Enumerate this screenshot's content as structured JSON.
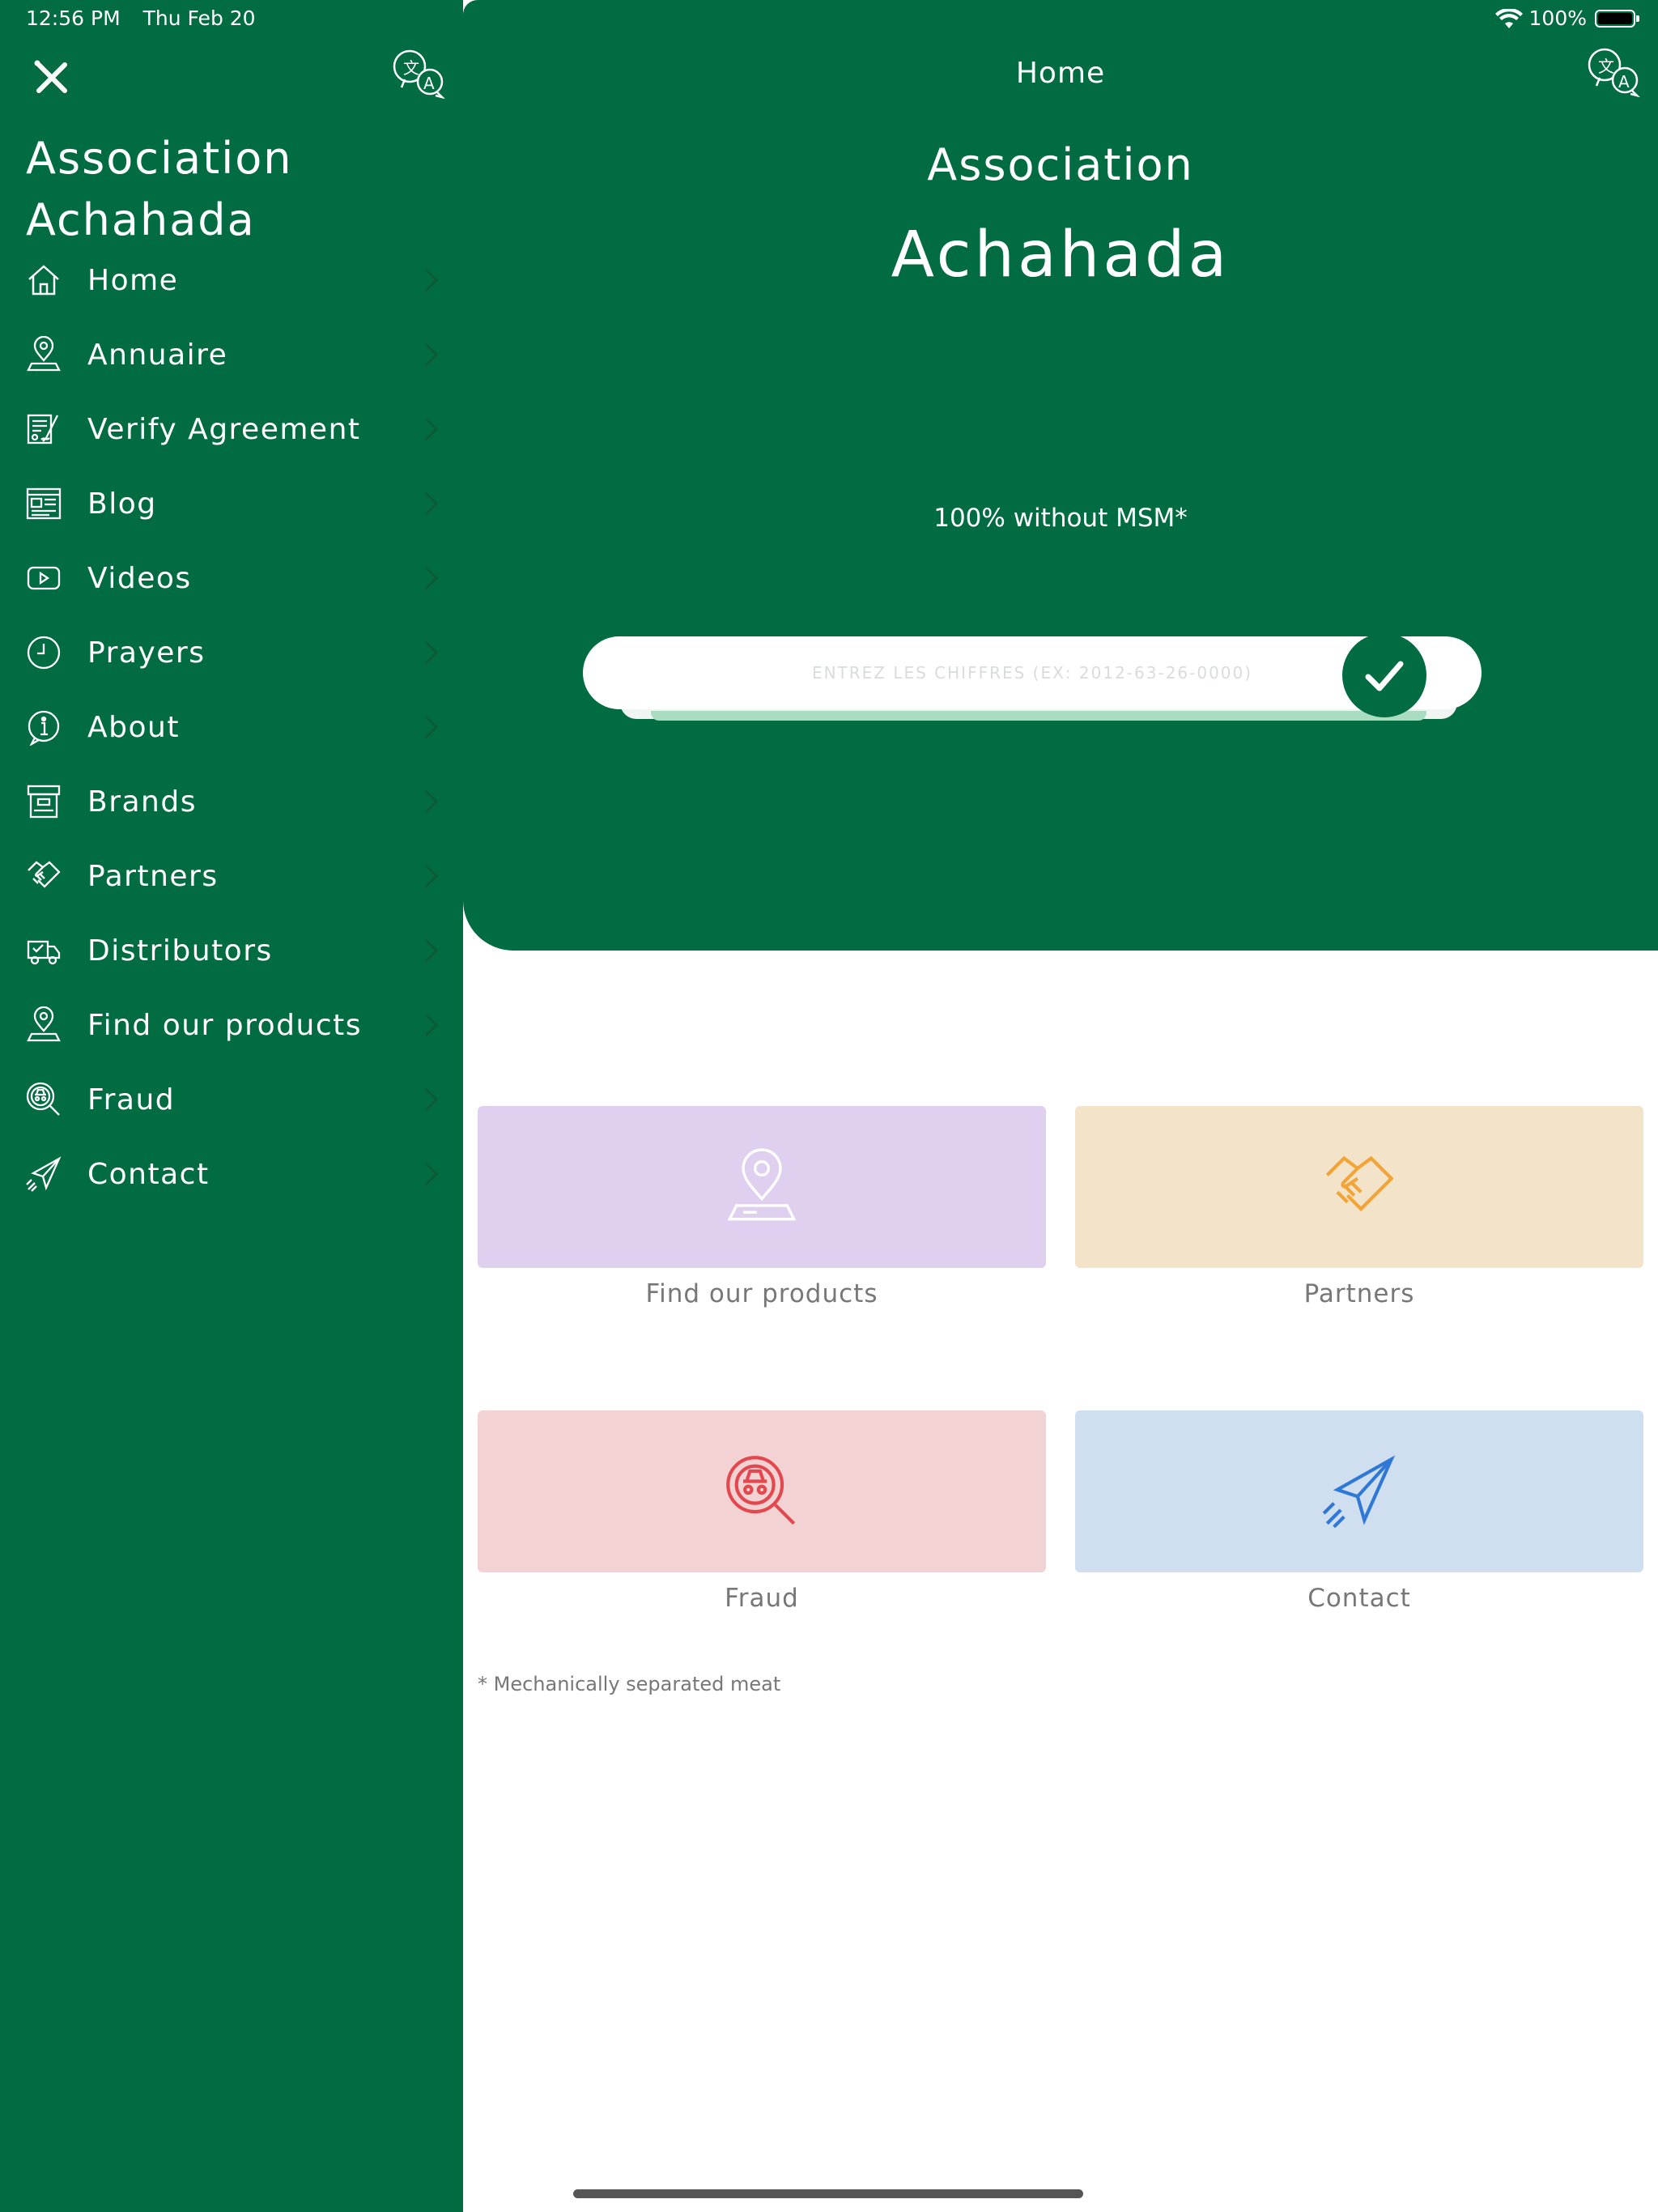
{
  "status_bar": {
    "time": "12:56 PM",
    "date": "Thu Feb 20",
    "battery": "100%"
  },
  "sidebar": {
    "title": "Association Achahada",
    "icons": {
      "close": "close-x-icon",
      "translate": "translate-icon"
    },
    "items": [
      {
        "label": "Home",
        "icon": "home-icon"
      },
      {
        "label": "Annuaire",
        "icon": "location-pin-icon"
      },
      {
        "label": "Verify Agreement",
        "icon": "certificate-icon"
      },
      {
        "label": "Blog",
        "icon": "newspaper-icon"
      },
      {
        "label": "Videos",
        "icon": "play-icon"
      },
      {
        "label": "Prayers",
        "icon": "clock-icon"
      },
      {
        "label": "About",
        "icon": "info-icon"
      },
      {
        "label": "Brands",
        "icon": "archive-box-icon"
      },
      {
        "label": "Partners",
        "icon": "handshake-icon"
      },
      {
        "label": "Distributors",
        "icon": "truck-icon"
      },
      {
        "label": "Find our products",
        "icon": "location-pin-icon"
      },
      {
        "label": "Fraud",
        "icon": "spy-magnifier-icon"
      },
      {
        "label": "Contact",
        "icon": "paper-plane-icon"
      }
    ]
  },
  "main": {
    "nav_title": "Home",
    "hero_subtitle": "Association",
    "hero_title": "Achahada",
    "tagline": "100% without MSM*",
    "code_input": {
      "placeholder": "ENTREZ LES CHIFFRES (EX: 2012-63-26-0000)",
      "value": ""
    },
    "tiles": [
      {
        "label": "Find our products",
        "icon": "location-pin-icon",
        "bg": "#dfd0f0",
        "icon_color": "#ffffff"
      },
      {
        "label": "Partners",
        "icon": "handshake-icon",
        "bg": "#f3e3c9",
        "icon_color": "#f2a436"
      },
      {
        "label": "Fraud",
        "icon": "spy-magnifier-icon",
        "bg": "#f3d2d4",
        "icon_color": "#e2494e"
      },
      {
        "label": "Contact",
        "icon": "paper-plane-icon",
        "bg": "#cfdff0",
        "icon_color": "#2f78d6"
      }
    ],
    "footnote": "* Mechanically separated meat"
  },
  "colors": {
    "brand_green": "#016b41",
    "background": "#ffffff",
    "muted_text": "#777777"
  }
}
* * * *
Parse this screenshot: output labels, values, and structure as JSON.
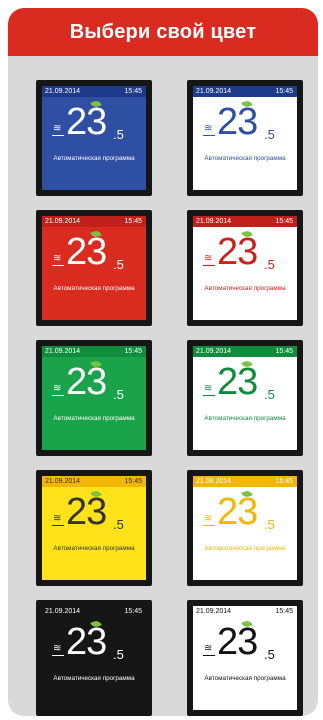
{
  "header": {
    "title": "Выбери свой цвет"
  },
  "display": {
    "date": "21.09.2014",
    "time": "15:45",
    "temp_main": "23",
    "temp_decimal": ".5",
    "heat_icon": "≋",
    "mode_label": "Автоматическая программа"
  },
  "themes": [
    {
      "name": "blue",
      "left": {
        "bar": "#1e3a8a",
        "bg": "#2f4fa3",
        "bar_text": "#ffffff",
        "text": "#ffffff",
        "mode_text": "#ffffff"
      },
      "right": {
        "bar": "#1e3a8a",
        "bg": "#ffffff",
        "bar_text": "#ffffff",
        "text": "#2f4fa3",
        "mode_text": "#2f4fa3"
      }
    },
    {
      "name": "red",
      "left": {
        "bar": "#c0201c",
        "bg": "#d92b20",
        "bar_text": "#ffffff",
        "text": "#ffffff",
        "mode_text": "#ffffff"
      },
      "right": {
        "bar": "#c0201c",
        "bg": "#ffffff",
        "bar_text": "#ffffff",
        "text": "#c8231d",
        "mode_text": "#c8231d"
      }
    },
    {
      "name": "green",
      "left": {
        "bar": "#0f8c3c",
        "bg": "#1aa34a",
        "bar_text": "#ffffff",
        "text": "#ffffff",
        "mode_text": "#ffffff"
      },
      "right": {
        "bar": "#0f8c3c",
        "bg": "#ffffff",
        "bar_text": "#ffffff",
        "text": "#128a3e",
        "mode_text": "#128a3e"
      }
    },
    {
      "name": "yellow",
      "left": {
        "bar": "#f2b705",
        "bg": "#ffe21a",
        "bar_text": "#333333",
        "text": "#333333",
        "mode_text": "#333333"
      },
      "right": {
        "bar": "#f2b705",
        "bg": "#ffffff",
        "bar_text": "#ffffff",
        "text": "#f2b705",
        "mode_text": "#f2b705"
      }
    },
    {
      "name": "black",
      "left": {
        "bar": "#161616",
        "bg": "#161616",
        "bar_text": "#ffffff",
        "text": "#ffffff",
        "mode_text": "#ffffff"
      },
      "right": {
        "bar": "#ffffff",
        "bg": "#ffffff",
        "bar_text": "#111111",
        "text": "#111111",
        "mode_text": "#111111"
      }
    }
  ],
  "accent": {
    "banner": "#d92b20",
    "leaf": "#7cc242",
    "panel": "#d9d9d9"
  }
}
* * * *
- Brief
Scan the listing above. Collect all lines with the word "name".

- Result of this exercise
      "name": "blue",
      "name": "red",
      "name": "green",
      "name": "yellow",
      "name": "black",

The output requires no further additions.